The Israeli government is complaining to the Security Council that the so-called Nakhba day protests violated international law. But this was not any ordinary border raid. These were activists, not militants. The vast majority of the protesters were practicing a sophisticated form of direct-action non-violent resistance.
I have just obtained the copy of a draft resolution from the Human Rights Council that strongly condemns the violence in Libya. What is more significant than the substance of the resolution is the broad degree of support it has received.
In Bahrain today, a geo-strategic ally of the United States has massacred its own people. Meanwhile, in New York, the United States cast a lone veto on a resolution condemning new Israeli settlement construction.

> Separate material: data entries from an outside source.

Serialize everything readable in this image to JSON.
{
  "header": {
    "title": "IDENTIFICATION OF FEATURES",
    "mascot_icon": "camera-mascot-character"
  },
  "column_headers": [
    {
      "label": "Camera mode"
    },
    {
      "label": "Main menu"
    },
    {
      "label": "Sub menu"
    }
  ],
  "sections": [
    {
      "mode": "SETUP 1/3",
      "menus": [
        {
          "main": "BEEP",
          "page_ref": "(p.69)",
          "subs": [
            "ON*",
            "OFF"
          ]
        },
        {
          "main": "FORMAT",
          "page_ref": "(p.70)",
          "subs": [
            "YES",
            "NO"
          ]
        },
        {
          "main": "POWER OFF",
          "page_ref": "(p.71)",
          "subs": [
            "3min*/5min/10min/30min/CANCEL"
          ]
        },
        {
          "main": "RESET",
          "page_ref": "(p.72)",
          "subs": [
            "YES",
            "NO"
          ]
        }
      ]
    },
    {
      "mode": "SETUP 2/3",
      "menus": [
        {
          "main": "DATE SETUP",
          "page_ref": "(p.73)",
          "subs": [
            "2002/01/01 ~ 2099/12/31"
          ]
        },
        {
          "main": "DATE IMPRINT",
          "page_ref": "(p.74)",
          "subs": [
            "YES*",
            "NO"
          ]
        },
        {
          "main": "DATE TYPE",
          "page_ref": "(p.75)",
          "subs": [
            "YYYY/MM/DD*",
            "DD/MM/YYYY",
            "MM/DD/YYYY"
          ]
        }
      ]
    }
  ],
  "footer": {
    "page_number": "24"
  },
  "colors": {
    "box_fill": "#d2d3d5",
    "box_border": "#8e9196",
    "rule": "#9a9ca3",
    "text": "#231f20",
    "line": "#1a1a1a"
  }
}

Column Lynch reports that "In a sharp reversal, the United States decides to rebuke Israel in the Security Council." I wouldn't exactly put it that way. In fact, what the United States is doing is actually in line with its longstanding policy of defending Israel.
In the Washington Post Jennifer Rubin dismisses the signatories of a letter to president Obama urging him to support a Security Council resolution condemning the construction of new Israeli settlements.
The Palestinians have forwarded a Security Council resolution condemning new Israeli settlement activity. The resolution clearly reflects American position on the settlement issue, but will the Americans veto it anyway?